Skip to main content

What We Want You to Know About Coronary Artery Disease

What We Want You to Know About Coronary Artery Disease

Coronary artery disease is the most common type of heart disease, a group of cardiovascular conditions that are responsible for the most deaths in the United States each year. 

As heart health experts at Humble Cardiology Associates, Dr. Madaiah Revana and our team have started with this alarming fact to get your attention. Now that we have it, we want to take a closer look at coronary artery disease (CAD) with you — the basics, the symptoms, and the complications.

Since we believe that education is important when it comes to your heart health, here’s what we want you to know about CAD.

Coronary artery disease basics

In the simplest of terms, CAD is a condition in which the blood vessels that supply blood to your heart are blocked or narrowed. This blockage or narrowing is typically created by a vascular injury where plaque builds up, leading to a condition called atherosclerosis.

 

As we mentioned, CAD is the most common type of heart disease and affects more than 18 million people in the US.

Risk factors for coronary artery disease

As you can imagine, one risk factors for CAD may be having high cholesterol numbers, namely elevated low-density lipoproteins and triglycerides.

 

Age and gender also play roles — CAD develops more in men over the age of 45 and women over the age of 55.

Family history can also be a big marker for CAD — if you have a family history of heart disease, especially premature heart disease, you may be more at risk for developing conditions like CAD.

When it comes to lifestyle habits that can contribute to CAD, we count lack of physical activity, unhealthy diets, and smoking among the most harmful.

Complications of coronary artery disease

We’re going to start with an eye-opening statistic here — CAD was responsible for the deaths of more than 375,000 people in 2021.

The complications that stem from CAD are very serious and include:
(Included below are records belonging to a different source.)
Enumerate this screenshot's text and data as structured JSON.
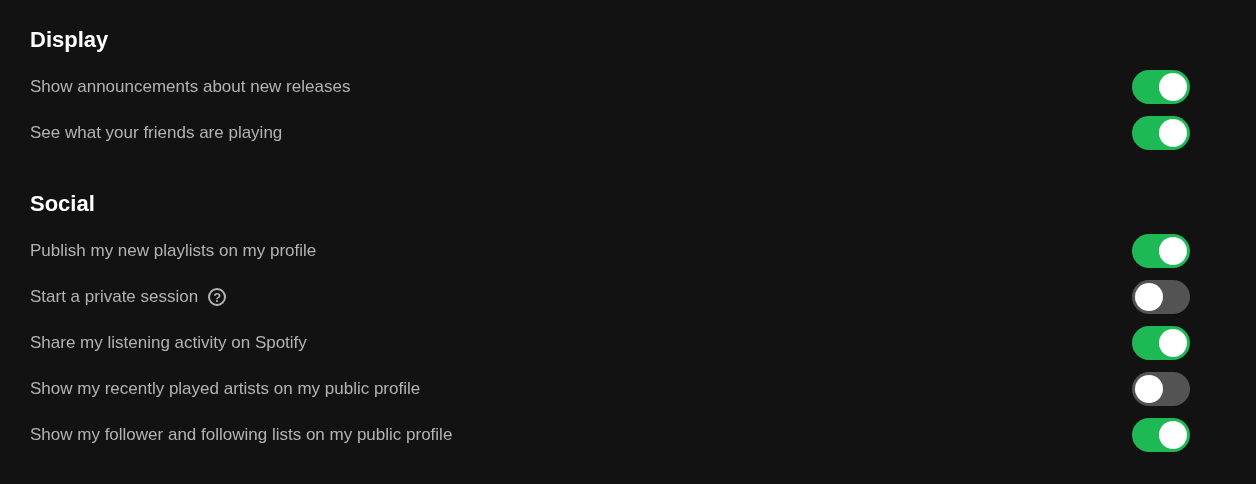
{
  "sections": [
    {
      "title": "Display",
      "settings": [
        {
          "label": "Show announcements about new releases",
          "on": true
        },
        {
          "label": "See what your friends are playing",
          "on": true
        }
      ]
    },
    {
      "title": "Social",
      "settings": [
        {
          "label": "Publish my new playlists on my profile",
          "on": true
        },
        {
          "label": "Start a private session",
          "on": false,
          "help": "?"
        },
        {
          "label": "Share my listening activity on Spotify",
          "on": true
        },
        {
          "label": "Show my recently played artists on my public profile",
          "on": false
        },
        {
          "label": "Show my follower and following lists on my public profile",
          "on": true
        }
      ]
    }
  ]
}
Heart attack

If a piece of the plaque breaks off and blocks blood flow to your heart, you can have a life-threatening heart attack.

Arrhythmia

The compromised blood flow to your heart can lead to an irregular heartbeat, which is called an arrhythmia.

Heart failure

Over time, the decreased blood flow to your heart because of CAD can lead to heart failure, a progressive condition in which the organ is increasingly unable to deliver oxygen-rich blood out to your body.

Symptoms of coronary artery disease

We outlined the complications of CAD before we reviewed symptoms for a very good reason — CAD often doesn’t have any symptoms.

The blockages in your coronary arteries can develop over years and you may not feel anything until the unthinkable happens, such as a heart attack.

That said, some people do develop symptoms, such as stable angina, which is ongoing and predictable chest pain. You may also develop shortness of breath more easily.

Treating coronary artery disease

While the news about coronary artery disease might seem all bad, the condition can be managed through:

Of course, expert oversight is the heart of managing conditions like CAD effectively, and we offer that here.

For experienced and skilled help with your heart health, please schedule an appointment with us at one of our two offices in Humble or Houston, Texas, today.

You Might Also Enjoy...

5 Signs of Deep Vein Thrombosis

5 Signs of Deep Vein Thrombosis

Each year in the United States, about 200,000 people develop deep vein thrombosis — a cardiovascular condition that requires immediate attention. Here are some warning signs of this vascular issue.
How an Angioplasty Can Improve Your Heart Health

How an Angioplasty Can Improve Your Heart Health

If your heart isn’t getting the blood and oxygen it needs to function properly, imagine what this means for the rest of your body. This is where an angioplasty can change the course of your health for the better.

Why Am I Getting Spider Veins in Pregnancy?

Your body undergoes an incredible amount of change during the nine months of your pregnancy. One of those changes might be the appearance of spider veins on your legs and elsewhere. Here’s why.

4 Sneaky Causes of High Blood Pressure

High blood pressure is a tricky condition since it has no obvious symptoms when it first develops. Making matters more complicated is that there are some less-than-obvious drivers of this common condition.

When to Worry About Swollen Legs

You have swelling in your lower legs and you know the issue isn’t related to any injury, so what could it be? And should you be worried? Perhaps, which is why investigating leg swelling is a good idea.